- _Problem requirements_
Pull out every line with the word "this" from the entries below.

Items from an interface collection
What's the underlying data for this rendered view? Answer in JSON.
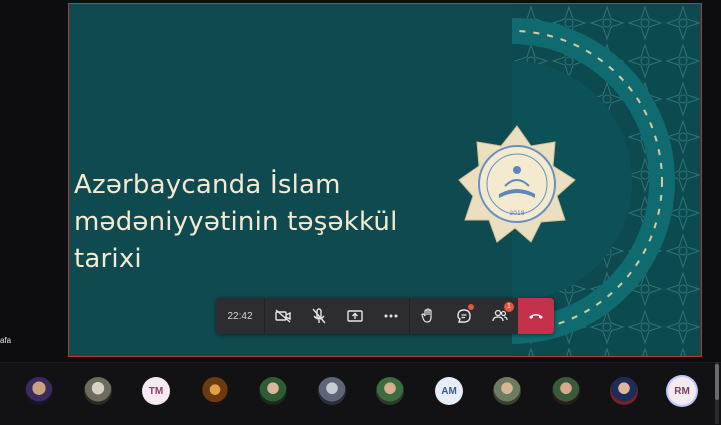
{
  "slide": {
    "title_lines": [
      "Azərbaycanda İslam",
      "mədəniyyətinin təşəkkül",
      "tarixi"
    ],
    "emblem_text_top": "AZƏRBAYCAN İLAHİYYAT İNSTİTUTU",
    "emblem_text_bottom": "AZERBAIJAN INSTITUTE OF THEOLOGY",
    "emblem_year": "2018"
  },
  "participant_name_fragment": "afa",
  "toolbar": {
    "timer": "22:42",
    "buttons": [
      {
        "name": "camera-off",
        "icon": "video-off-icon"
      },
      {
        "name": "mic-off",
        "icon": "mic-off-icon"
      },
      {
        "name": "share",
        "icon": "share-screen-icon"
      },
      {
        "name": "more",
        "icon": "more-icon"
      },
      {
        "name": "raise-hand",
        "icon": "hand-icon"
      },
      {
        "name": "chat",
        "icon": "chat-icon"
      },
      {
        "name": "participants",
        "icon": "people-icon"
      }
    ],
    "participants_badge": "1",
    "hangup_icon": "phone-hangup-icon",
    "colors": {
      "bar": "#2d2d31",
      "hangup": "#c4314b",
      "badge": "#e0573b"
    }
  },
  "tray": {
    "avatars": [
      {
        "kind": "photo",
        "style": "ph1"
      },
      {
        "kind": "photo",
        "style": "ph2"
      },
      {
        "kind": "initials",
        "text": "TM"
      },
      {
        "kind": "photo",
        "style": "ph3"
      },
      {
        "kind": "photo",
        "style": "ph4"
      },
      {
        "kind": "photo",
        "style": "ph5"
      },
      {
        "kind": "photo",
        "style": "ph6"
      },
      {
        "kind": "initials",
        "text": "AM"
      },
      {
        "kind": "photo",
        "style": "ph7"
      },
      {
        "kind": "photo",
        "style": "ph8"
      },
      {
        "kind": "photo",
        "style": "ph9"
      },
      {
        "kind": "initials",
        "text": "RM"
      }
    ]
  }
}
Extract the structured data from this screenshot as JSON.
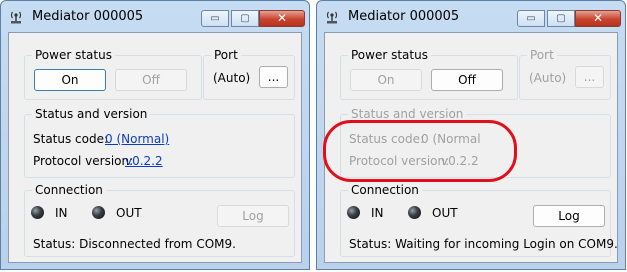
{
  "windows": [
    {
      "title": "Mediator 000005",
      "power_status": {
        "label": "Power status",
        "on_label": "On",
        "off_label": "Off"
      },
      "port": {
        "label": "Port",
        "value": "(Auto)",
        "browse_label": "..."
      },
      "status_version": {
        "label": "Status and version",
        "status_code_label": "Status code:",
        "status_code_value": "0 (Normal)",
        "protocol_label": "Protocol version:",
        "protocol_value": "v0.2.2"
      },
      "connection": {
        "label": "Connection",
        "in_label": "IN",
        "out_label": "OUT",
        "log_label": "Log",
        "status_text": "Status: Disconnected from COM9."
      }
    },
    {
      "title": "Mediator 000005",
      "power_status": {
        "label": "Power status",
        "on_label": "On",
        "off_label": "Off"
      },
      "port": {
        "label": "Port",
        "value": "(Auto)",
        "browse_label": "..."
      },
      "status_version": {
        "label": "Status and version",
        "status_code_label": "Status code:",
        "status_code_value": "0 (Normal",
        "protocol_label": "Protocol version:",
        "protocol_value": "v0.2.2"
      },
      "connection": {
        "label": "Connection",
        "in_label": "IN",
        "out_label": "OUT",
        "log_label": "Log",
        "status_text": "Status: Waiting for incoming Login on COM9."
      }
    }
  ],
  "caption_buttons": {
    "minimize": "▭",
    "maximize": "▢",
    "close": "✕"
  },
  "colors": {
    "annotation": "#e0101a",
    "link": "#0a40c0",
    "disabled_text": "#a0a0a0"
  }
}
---
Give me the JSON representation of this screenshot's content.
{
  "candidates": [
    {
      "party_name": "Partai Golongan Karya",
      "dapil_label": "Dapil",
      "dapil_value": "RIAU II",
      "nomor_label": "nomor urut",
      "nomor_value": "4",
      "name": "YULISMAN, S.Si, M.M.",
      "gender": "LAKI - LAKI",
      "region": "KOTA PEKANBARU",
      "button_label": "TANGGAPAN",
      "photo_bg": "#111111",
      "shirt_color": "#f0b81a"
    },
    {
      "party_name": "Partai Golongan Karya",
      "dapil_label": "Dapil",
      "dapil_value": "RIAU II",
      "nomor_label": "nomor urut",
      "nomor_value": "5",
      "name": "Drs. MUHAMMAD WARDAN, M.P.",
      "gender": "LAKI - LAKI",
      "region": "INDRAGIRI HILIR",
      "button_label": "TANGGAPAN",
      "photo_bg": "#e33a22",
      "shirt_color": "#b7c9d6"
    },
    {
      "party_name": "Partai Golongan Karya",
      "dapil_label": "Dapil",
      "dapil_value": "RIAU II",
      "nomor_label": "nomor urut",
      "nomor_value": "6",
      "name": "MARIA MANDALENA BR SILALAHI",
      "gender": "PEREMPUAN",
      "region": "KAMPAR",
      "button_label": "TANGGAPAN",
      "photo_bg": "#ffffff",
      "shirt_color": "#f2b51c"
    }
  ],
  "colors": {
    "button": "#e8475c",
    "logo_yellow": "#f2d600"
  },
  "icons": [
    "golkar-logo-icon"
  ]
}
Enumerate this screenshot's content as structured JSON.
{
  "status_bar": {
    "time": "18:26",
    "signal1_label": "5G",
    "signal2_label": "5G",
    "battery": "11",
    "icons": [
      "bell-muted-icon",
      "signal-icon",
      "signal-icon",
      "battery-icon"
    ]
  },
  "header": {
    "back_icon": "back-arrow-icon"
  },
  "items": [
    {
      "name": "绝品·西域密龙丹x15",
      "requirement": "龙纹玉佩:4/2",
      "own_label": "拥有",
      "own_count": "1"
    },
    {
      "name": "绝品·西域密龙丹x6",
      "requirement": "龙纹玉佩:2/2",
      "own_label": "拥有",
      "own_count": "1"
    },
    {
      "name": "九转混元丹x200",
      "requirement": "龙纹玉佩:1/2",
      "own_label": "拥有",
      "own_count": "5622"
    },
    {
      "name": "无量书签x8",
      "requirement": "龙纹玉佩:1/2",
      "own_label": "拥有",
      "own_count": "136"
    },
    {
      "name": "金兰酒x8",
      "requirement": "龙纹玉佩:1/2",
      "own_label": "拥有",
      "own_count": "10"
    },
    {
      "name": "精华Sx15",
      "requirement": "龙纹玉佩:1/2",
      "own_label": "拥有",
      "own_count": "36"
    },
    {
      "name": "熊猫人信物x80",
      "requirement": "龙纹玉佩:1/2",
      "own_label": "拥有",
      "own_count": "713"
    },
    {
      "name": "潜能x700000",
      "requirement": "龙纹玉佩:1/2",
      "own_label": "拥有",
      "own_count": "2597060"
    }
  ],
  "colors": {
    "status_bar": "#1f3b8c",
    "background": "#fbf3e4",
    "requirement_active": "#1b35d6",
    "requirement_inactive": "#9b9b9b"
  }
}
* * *
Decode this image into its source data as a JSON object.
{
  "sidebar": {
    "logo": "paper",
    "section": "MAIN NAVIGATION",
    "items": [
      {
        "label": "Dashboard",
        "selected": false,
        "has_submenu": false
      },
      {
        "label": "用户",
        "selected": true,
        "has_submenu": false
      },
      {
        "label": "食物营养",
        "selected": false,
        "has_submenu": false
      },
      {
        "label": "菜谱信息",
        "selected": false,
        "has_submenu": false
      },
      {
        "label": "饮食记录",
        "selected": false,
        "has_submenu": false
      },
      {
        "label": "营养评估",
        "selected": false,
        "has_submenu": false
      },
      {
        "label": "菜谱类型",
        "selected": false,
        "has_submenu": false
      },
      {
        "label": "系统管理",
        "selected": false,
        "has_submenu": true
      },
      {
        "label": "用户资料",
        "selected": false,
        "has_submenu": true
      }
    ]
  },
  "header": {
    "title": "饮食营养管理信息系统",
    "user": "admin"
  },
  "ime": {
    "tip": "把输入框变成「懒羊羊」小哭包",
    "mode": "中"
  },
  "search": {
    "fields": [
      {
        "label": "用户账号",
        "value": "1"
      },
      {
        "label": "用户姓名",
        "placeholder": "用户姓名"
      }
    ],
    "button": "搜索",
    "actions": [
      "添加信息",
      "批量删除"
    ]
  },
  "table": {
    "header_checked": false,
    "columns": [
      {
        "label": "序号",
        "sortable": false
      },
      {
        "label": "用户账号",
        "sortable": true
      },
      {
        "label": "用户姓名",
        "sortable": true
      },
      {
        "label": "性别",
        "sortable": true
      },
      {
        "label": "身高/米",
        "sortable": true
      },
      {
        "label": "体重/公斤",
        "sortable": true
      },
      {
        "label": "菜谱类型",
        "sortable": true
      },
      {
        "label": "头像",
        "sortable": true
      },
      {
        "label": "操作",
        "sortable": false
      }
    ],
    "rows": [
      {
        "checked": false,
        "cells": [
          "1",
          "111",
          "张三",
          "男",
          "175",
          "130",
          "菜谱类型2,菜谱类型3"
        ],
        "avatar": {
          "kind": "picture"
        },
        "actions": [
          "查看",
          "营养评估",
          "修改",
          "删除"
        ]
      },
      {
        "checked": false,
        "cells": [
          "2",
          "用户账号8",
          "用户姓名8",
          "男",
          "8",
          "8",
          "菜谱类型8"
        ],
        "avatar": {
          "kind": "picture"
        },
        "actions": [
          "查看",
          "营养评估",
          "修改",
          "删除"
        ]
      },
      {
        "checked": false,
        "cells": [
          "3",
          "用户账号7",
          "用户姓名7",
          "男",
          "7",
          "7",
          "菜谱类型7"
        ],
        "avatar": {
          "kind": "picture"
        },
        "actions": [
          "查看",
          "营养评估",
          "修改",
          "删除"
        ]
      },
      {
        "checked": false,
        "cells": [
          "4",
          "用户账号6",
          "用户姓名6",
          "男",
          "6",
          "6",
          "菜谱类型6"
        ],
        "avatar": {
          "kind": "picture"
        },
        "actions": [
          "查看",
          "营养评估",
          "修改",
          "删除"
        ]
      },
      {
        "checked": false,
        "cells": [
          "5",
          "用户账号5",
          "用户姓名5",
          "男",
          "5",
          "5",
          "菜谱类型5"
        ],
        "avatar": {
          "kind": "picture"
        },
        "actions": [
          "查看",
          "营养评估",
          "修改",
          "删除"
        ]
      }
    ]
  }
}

- _Reply_
What's the underlying data for this rendered view? Answer in JSON.
Extract the structured data from this screenshot as JSON.
Give me the JSON representation of this screenshot's content.
Enumerate this screenshot's content as structured JSON.
Decode this image into its source data as a JSON object.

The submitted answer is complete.